Things are getting better. If I could just get this constantly flight (of the fight-or-flight response) to die a quick death, things would be much better. But, in spite of the challenges:
- I wrote 238 words over 4 hours.
- I ran for 20 minutes.
- I saw my psychologist.
Doing these things represent a huge improvement over last week where the only dissertation work I could manage was to conduct two one-hour interviews. That’s two hours of some huge number of possible working hours. But I was depressed, like want to do nothing depressed. Like taking 4 hours “naps” depressed. And the anxiety meds make me sleepy. I couldn’t stop the cycle.
But over the weekend, the meds increase started to work, and I could make different decisions. On Saturday I sat outside for 90 minutes during a rain storm to watch my daughter play soccer. Like, just sit there and get pelted and do so calmly, without the mind chatter of “this sucks,” “we should go sit in the car,” “how much longer can this possibly last,” “omg, I’m so effing wet,” and so on.
On Sunday I cooked THREE meals to take our family of five through the week: chicken and lentils, fried chicken, and pork stew (two of three shown below. The other was still a glob in the crockpot).
And today, instead of worrying about how my kids ate through $60 worth of school snack and school lunch in less than two weeks, I calmly explained to them that they are no longer allowed to order lunch or breakfast unless I specifically tell them they can. I endured the questions of “what if you forget to pack us lunch?” and “what if we are really, really hungry?” with the answer, “then tell them to call your mother.”
Sigh. It’s 7pm and I’m tired. And that was only Day #1. Still need to give baths, read stories, and quiz spelling.
220 more days to go.
And I won’t stop for nothing

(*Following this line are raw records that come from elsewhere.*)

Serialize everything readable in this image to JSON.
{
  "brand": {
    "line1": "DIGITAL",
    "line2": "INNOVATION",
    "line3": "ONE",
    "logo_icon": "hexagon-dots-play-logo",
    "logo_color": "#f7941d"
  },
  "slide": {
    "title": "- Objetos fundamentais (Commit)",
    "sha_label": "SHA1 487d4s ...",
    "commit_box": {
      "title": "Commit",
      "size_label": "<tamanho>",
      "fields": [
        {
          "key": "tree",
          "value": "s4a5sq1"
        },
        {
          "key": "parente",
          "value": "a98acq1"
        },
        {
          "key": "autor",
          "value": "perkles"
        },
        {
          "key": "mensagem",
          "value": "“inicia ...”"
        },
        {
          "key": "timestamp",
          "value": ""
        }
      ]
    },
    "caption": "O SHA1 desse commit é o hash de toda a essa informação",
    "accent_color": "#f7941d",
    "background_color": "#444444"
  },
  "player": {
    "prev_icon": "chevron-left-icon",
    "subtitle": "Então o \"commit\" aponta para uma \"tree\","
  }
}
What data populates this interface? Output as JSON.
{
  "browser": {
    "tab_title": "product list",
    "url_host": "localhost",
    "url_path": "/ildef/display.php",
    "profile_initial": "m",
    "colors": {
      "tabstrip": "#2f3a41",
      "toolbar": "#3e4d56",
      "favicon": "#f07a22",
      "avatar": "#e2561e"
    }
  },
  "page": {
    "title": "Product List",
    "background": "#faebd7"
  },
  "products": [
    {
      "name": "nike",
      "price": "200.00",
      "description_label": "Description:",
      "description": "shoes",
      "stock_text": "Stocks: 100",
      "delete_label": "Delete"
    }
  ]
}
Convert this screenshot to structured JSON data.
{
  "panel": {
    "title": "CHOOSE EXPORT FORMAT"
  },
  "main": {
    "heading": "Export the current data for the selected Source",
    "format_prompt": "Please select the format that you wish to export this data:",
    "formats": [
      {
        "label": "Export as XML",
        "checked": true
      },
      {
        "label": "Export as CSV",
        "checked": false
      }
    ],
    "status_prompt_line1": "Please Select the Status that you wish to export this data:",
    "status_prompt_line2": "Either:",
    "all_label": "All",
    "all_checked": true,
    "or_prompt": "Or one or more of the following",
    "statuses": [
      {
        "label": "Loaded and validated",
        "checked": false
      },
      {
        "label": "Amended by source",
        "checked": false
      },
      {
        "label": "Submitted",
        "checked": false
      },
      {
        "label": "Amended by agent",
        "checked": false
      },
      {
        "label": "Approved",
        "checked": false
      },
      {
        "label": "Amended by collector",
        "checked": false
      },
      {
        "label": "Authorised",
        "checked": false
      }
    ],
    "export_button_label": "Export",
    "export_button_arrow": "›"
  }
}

P.S. My daughter just made a funny…her dad told her to do something and she just ignored him. I say, “when daddy tells you to do something, you do it.” She says, “But Baby A has a shirt that says ‘Daddy and I agree that Mommy is the boss.‘ So Daddy already knows he’s not the boss, you are!”